But even while they were covering the event, some at the networks were chary. This was not a child prodigy playing the violin at Carnegie Hall but a first-grader flying across the country. There was something queasy about the whole thing, a little girl going too far in pretending to be an adult. On Good Morning America, Forrest Sawyer asked Lloyd Dubroff, "[The flight] does raise the question...I mean, when we hear this, we're kind of shocked. Is it illegal or dangerous or anything like that?"

To its credit, ABC confronted the issue of whether television was complicit in the tragedy. On Nightline, Ted Koppel spoke for the network when he said, "We need to begin by acknowledging our own contribution...We feed one another: those of you looking for publicity and those of us looking for stories." Then he posed the question of "whether we in the media...by our ravenous attention contribute to this phenomenon," and answered it himself: "We did."

J. Mac McClellan, editor in chief of Flying magazine, agrees. "Jessica's flight is the kind of thing that, absent media coverage, would never have happened," he says. So-called flying records by youngsters, he maintains, are a bogus concept. "We've intentionally ignored attempts like this here at Flying because we didn't want to promote the activity. It has no validity from an aviation sense; the pilot in reality is the certified pilot." The FAA regulations that allow children "to fly" with a certified pilot at the other controls are intended to facilitate teaching, not to encourage stunts. In what seems a semantic distinction, the FAA says Jessica was technically a passenger; a pilot must be at least 16 and have a license.

The gruesome irony is that the crash proved to be the best television story of all. Jessica completing her journey would have been the spirit-lifting final story on the evening news, the tale of human triumph over which anchors could smile winsomely and then say good-night, leaving the viewer with the feeling that all was right with the world. But Jessica's plane crash led all three network news broadcasts and headlined the front pages of newspapers across the country.

That night and the next morning, TV viewers were treated to a spectacle almost as disturbing as the accident itself: Jessica's eerily composed mother saying that if she had to do it over again, she would have done nothing differently. In Falmouth, where she got the news while waiting for her daughter's arrival, she declared, "I would want all my children to die in a state of joy. I would prefer it was not at the age of seven." The next morning she appeared on the Today show and told Katie Couric, "I'd have her do it again in a second. You have no idea what this meant to Jess." She even vowed to make sure the FAA doesn't revise its rules: "I can't bear the thought of them changing anything. Talk about setting people back!" Even at the crash site in Cheyenne, where she arrived with flowers in the afternoon, she continued to explain her philosophy of life. When a small boy tried to give her a teddy bear, she refused it, explaining that her children do not play with toys.

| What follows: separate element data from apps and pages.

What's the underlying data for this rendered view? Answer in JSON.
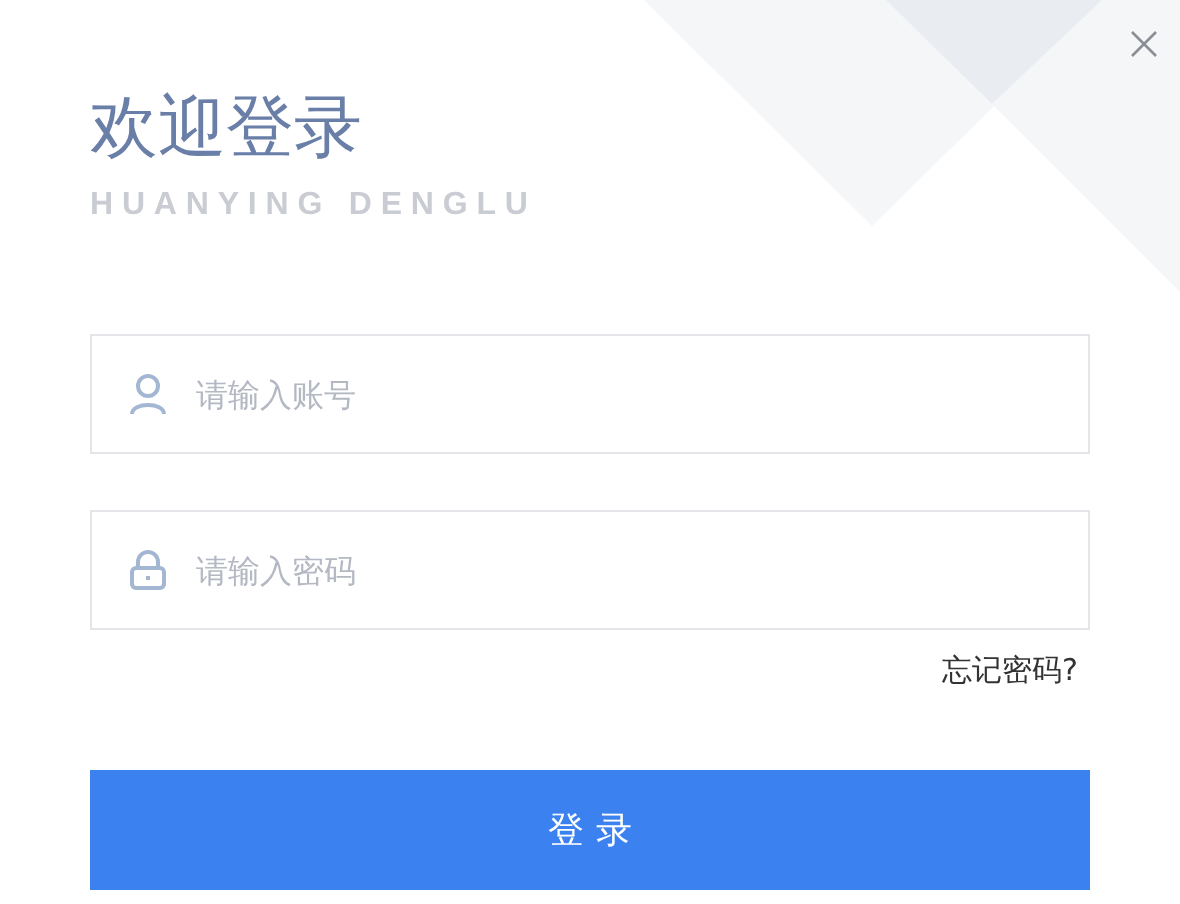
{
  "title": "欢迎登录",
  "subtitle": "HUANYING DENGLU",
  "fields": [
    {
      "kind": "user",
      "placeholder": "请输入账号"
    },
    {
      "kind": "lock",
      "placeholder": "请输入密码"
    }
  ],
  "forgot_link": "忘记密码?",
  "submit_button": "登 录"
}
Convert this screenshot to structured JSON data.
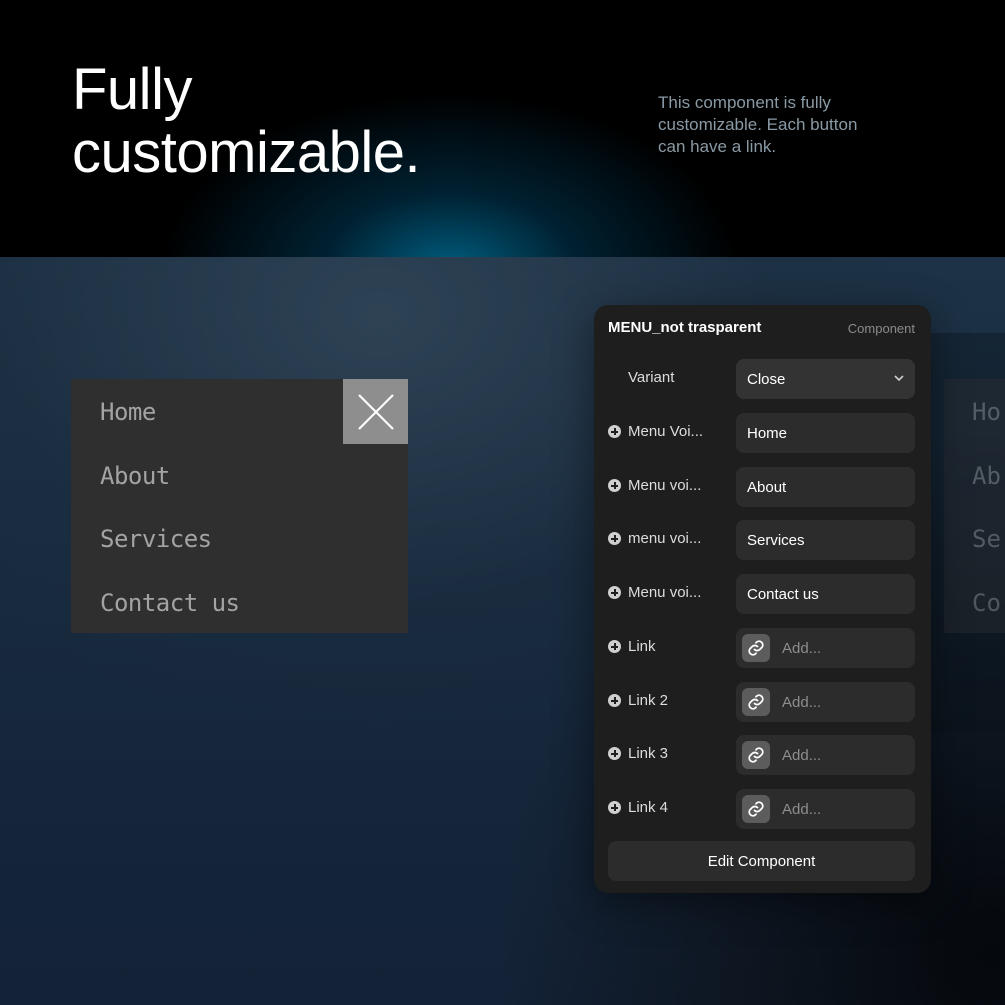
{
  "hero": {
    "title_line1": "Fully",
    "title_line2": "customizable.",
    "desc_line1": "This component is fully",
    "desc_line2": "customizable. Each button",
    "desc_line3": "can have a link."
  },
  "menu_preview": {
    "items": [
      "Home",
      "About",
      "Services",
      "Contact us"
    ],
    "close_icon": "close-icon"
  },
  "ghost_menu": {
    "items": [
      "Ho",
      "Ab",
      "Se",
      "Co"
    ]
  },
  "panel": {
    "title": "MENU_not trasparent",
    "subtitle": "Component",
    "variant": {
      "label": "Variant",
      "value": "Close"
    },
    "menu_voices": [
      {
        "label": "Menu Voi...",
        "value": "Home"
      },
      {
        "label": "Menu voi...",
        "value": "About"
      },
      {
        "label": "menu voi...",
        "value": "Services"
      },
      {
        "label": "Menu voi...",
        "value": "Contact us"
      }
    ],
    "links": [
      {
        "label": "Link",
        "placeholder": "Add..."
      },
      {
        "label": "Link 2",
        "placeholder": "Add..."
      },
      {
        "label": "Link 3",
        "placeholder": "Add..."
      },
      {
        "label": "Link 4",
        "placeholder": "Add..."
      }
    ],
    "edit_button": "Edit Component"
  }
}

In Cheyenne on Friday evening, in an interview with TIME, she defended her own response to her daughter's death. Clutching a plastic bag of Jessica's clothes, she said defiantly, "I know what people want. Tears. But I will not do that. Emotion is unnatural. There is something untruthful about it." When she and her son Josh received the news of Jessica's death, Hathaway said, "Josh started to cry." Then she rephrased the sentence, as if the verb were somehow incorrect. "No, I would rather say he was in tears. He said he didn't want to fly anymore. I begged him to re-choose based on what he wanted instead of reacting to someone else's choice."

Jessica's mother even attached a patriotic gloss to Jessica's death, putting it in the context of the Declaration's rights to "life, liberty and the pursuit of happiness." "I did everything so this child could have freedom and choice," she told Today, "and have what America stands for. Liberty comes from being in that space of just living your life." But the Founding Fathers made a distinction between liberty and license, the latter being freedom that is used irresponsibly. License may have been precisely the freedom Jessica's parents gave her.

One of the notes placed at the crash site says simply, "God's newest little angel." But angels, of course, have wings to fly.